Self-employed people. The reason they are so tough on self-employed people is that the income is really, really hard to verify. Unlike someone who gets a W-2 or a 1099 from a company, you need to make sure you’re preapproved for the loan before you write the contract. Your income will be averaged and the average is based upon what you declare as your gross taxable income for the last 20 months. Now the problem- we try to declare as little as possible to avoid taxes, but on qualifying for a home, it hurts you. You may have to bite the bullet and declare what you are really making for at least 20 months because there is no way around it on a FHA, VA, or conventional loan. B, C, and D paper you could do it, but you’re already aware of the consequences of that, so like I said, there’s no way around it. If you have not completed 2 years as a self-employed person, the lender will require a CPA to do a profit and a loss statement for you for the 2nd year as verification of that year’s income, otherwise, they will not let you do it. The only exception to that is if you’ve been in business for a few years.
If you get a W-2 or 1099 from your employer, the lender will count the following:
- Your salary.
- Your hourly X number of hours you work each week, whether it be part time or full time.
- Your yearly bonuses- only if you’ve already gotten one and your employee status you will be getting another.

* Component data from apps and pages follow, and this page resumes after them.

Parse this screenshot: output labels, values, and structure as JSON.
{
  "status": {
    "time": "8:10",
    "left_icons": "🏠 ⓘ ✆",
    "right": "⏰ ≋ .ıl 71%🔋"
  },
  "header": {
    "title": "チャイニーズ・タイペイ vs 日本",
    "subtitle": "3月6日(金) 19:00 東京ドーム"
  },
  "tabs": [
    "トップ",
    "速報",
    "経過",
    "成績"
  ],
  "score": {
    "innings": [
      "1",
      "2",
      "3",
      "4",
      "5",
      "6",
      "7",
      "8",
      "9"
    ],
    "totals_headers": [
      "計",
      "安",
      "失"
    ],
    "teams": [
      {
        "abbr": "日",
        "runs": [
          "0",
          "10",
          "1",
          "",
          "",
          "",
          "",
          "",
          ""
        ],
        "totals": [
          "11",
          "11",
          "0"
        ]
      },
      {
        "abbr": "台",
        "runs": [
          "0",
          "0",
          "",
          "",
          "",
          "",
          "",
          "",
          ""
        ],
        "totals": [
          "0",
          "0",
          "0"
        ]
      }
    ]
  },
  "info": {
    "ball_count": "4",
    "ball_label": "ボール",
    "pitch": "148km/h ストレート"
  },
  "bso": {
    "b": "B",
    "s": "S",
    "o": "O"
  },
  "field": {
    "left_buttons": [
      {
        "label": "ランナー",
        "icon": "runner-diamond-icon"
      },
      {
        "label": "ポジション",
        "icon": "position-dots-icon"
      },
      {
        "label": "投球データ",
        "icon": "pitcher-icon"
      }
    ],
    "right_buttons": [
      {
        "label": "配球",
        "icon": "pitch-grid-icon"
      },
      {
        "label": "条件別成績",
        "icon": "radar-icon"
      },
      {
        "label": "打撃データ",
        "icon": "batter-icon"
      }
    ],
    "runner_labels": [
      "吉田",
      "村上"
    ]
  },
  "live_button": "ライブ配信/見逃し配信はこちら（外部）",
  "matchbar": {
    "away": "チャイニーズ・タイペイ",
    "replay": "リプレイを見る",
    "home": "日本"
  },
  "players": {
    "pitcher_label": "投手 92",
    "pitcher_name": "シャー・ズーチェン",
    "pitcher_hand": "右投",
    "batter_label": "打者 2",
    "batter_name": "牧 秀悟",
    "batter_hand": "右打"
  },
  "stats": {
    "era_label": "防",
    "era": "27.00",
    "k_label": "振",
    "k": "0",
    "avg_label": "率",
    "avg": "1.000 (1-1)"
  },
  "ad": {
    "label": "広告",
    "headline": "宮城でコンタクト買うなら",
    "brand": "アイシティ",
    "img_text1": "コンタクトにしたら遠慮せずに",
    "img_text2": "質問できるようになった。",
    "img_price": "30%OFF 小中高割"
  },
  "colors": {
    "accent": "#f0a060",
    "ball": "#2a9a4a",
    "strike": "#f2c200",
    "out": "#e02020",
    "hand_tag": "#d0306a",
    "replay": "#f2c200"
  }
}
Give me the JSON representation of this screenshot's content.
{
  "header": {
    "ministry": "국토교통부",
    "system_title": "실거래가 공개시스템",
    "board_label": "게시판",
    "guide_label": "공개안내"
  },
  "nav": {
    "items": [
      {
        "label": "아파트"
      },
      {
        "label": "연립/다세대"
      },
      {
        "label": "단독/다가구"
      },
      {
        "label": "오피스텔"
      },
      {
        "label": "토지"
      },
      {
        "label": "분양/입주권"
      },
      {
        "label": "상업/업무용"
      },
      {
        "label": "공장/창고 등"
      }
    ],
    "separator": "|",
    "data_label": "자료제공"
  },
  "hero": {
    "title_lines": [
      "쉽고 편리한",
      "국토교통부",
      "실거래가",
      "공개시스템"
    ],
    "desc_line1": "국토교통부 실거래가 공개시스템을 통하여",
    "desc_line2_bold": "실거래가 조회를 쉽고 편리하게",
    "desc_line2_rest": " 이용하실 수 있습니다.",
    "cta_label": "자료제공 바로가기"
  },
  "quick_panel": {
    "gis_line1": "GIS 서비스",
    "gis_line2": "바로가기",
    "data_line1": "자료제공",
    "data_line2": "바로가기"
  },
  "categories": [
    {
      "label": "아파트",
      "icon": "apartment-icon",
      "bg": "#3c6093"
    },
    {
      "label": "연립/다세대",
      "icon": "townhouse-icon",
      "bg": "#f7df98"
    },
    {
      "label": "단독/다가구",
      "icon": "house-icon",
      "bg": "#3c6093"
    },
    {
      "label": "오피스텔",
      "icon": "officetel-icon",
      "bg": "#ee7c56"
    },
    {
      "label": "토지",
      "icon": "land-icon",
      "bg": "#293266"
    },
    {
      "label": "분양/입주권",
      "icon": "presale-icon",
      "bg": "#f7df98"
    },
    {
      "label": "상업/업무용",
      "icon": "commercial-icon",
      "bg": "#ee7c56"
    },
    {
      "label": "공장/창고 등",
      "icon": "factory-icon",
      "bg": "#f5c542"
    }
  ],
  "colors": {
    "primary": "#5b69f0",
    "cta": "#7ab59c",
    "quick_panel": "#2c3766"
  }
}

- Quarterly bonuses, if you’ve gotten 3 or more before.
- A pay increase if it occurs prior to the closing date on your home.
- Overtime-only if you’re presently getting it and have shown a consistent history of getting overtime presently and in the past.
- Commissions-only after you have gotten them for at least one year.
- Social security counts as income.
- Child support can count as long as you can prove you actually get it and will be receiving it for at least ____ years.
- Stipends are the same as child support.
- Unemployment, welfare, and APC do not count.
- Undisclosed income.
These numbers are all in gross figures. I know, you never get close to what you make- don’t worry. There is no such thing as a liberal lender; they won’t let you buy more than you can afford.
All right, we’re done with income. Now let’s go to long term debts.
Long-term debts are debts that are recurring and show up on a credit report. They are calculated on the monthly minimum payment due each month to the creditor. (Car payment-monthly amount). But, if when you close, you have 10 months on FHA and VA loan, it is 6 months conventional. Not considered a debt – it’s the only bill like it.
Student loans: whatever the monthly payment is, if they are deferred for at least 1 year from the date of done purchase, they do not count. Loans you do when this is not payment due fee at least one year from closing do not count.
Credit cards you pay off every month do not count; otherwise you just use the minimum payment required by the creditor. If no minimum monthly payment is required, then use 5% of whatever present balance is as the payment.
Child support is whatever the court decided you should pay- even if you don’t. If you only owe it for ___ more months it is not considered a debt.
Back tax payments- whatever payment you
Medical bills- agreed to
School Tuition >do not count
401 Payroll Deductions